* _Directions_:
Return all the lines below in which the string "author" appears.

Records supplied START

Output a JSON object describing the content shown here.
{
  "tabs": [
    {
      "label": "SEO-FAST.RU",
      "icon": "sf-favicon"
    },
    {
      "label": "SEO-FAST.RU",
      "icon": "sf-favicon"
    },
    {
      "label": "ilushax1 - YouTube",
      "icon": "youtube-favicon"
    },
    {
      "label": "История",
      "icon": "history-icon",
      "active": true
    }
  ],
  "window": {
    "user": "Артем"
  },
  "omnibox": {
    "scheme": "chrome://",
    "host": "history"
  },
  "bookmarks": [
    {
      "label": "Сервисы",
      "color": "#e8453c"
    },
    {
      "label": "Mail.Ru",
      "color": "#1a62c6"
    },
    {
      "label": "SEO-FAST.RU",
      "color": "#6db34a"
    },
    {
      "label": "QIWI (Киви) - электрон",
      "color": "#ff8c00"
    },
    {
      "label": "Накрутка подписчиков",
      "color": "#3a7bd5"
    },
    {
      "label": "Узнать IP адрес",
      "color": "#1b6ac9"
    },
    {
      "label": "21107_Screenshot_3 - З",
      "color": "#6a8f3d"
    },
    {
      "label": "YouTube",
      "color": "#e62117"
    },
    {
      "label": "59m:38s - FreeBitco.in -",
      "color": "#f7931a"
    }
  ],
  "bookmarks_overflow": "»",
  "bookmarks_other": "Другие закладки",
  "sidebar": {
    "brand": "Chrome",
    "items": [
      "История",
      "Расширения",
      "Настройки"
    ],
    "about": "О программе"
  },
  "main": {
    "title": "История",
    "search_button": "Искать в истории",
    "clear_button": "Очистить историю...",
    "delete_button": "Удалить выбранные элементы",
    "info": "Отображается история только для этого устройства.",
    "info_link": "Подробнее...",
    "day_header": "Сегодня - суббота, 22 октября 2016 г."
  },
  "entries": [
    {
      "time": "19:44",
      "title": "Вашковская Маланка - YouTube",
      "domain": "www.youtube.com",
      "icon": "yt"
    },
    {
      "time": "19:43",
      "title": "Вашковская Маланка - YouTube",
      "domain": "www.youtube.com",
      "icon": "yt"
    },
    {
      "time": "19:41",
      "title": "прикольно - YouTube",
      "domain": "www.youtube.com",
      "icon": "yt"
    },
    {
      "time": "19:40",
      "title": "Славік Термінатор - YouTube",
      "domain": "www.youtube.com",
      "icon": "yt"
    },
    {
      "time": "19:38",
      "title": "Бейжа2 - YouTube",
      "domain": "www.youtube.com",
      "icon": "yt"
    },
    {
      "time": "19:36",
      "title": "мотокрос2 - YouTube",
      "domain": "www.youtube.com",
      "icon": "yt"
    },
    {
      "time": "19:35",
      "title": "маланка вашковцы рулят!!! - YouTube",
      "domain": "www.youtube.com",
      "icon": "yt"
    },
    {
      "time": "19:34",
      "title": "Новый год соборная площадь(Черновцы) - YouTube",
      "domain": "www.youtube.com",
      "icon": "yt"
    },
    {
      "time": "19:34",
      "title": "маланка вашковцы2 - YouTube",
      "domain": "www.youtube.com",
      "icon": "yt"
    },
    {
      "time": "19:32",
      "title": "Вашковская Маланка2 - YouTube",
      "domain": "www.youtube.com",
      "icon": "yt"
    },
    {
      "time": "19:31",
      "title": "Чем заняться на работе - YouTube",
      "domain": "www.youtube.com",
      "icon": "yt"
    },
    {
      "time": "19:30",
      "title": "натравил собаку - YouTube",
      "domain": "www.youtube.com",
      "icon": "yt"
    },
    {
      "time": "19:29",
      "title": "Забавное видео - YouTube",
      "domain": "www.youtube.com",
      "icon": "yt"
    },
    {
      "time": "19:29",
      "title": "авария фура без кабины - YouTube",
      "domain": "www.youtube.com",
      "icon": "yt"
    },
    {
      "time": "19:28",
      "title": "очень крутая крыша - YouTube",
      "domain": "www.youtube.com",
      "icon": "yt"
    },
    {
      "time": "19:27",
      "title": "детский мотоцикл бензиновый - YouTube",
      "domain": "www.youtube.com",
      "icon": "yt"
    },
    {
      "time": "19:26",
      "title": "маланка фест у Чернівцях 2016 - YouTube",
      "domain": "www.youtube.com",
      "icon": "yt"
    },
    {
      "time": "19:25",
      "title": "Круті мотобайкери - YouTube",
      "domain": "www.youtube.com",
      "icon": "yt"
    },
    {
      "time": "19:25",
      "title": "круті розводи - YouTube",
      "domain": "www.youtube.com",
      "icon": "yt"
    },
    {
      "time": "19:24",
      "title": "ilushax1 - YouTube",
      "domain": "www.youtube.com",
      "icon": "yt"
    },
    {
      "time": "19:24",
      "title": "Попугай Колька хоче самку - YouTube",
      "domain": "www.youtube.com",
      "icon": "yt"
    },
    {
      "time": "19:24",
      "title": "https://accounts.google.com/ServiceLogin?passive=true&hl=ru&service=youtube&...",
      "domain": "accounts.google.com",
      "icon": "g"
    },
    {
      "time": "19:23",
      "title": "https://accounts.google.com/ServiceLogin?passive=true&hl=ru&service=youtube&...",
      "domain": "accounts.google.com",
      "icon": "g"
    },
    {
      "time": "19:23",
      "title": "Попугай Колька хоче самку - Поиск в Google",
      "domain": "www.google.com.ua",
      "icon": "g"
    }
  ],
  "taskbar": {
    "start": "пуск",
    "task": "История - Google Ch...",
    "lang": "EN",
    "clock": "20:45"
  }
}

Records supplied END
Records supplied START

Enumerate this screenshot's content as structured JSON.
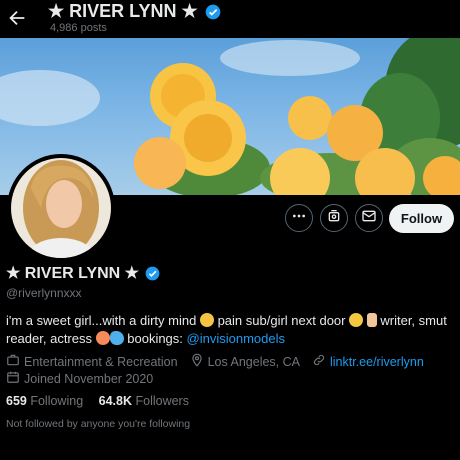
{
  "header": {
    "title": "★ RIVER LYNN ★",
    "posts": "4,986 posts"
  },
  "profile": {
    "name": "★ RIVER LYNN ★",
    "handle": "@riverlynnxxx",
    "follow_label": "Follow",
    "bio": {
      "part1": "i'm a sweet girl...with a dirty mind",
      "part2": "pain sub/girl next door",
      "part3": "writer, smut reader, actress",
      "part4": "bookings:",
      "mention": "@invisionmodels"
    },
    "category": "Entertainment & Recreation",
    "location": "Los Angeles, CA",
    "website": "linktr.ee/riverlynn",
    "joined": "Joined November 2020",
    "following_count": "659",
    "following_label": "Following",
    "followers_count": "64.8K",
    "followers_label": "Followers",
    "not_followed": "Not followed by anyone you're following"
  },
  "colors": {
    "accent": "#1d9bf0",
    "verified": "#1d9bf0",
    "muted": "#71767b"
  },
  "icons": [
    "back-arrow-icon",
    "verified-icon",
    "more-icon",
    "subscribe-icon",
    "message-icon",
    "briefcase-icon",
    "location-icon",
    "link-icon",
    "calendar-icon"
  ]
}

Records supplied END
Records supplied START

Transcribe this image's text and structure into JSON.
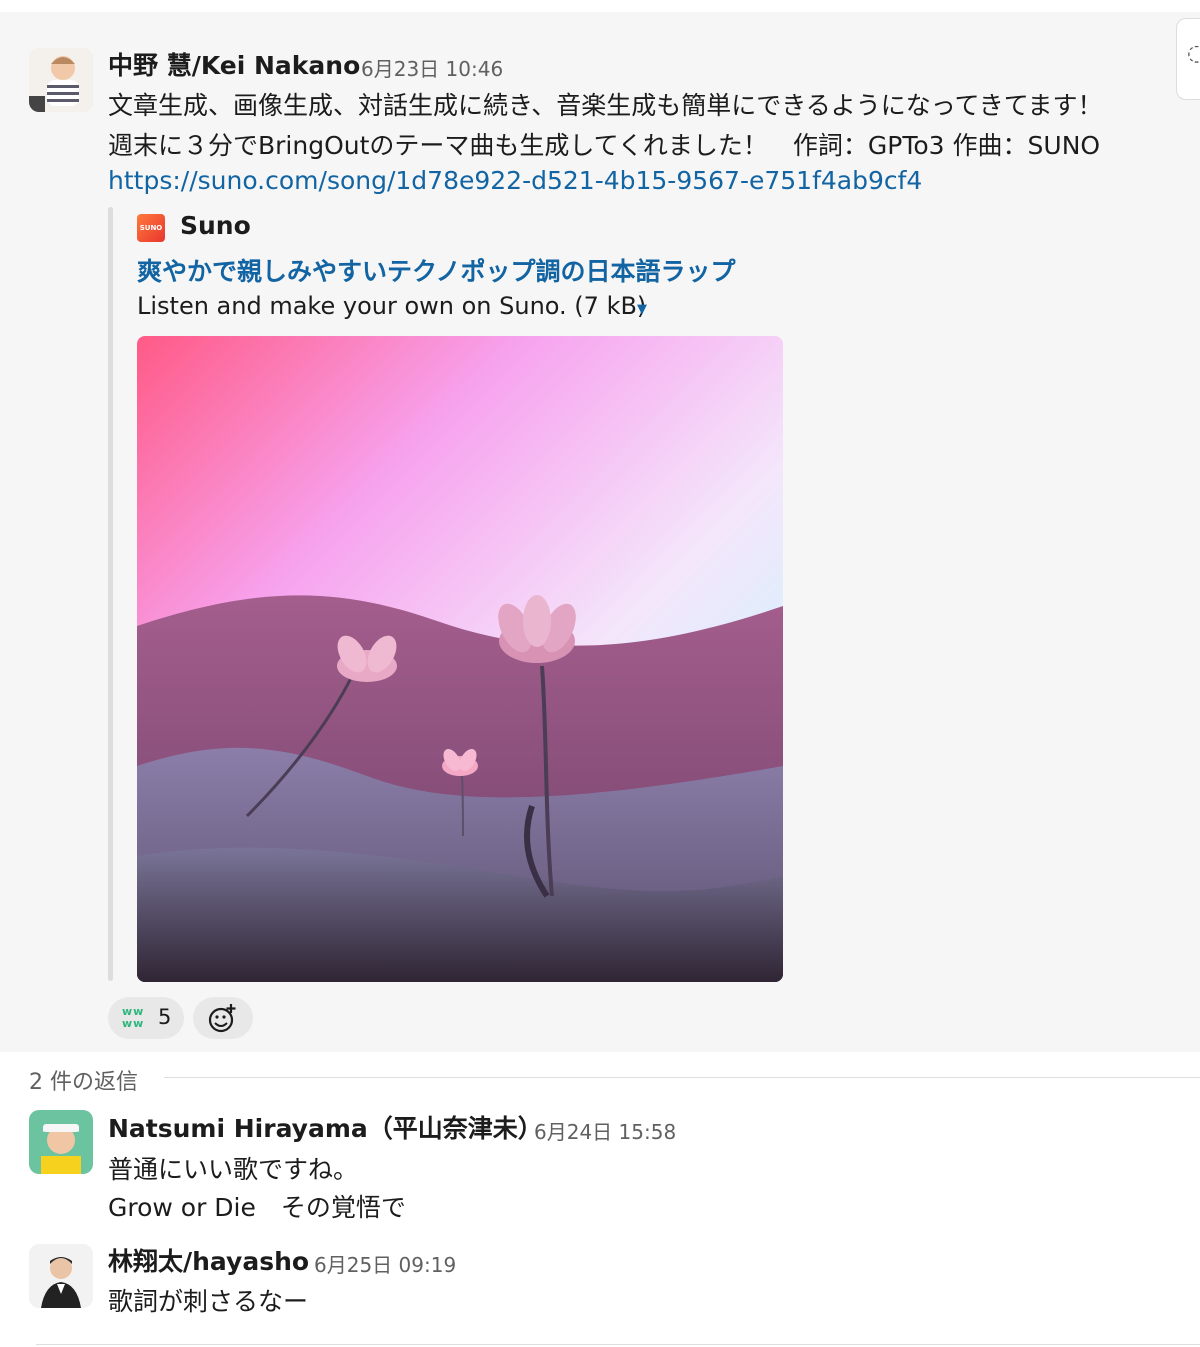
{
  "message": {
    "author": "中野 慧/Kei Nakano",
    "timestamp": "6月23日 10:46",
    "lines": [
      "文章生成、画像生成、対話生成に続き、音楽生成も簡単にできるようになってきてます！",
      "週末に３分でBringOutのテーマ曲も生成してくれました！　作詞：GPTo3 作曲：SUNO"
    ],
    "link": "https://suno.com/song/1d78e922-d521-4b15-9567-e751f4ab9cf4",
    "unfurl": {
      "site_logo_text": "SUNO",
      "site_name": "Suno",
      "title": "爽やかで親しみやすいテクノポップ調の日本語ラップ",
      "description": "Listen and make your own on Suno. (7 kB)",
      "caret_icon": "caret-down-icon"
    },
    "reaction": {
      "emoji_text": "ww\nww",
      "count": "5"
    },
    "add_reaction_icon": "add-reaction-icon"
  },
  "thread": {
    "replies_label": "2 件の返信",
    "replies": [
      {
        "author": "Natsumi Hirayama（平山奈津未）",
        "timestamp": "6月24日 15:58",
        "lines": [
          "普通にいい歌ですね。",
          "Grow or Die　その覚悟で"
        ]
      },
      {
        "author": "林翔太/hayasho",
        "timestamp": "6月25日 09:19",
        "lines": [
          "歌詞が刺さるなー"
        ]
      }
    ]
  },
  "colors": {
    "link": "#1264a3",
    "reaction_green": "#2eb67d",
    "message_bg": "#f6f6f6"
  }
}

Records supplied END

* _Reply to the task_:
    "author": "中野 慧/Kei Nakano",
        "author": "Natsumi Hirayama（平山奈津未）",
        "author": "林翔太/hayasho",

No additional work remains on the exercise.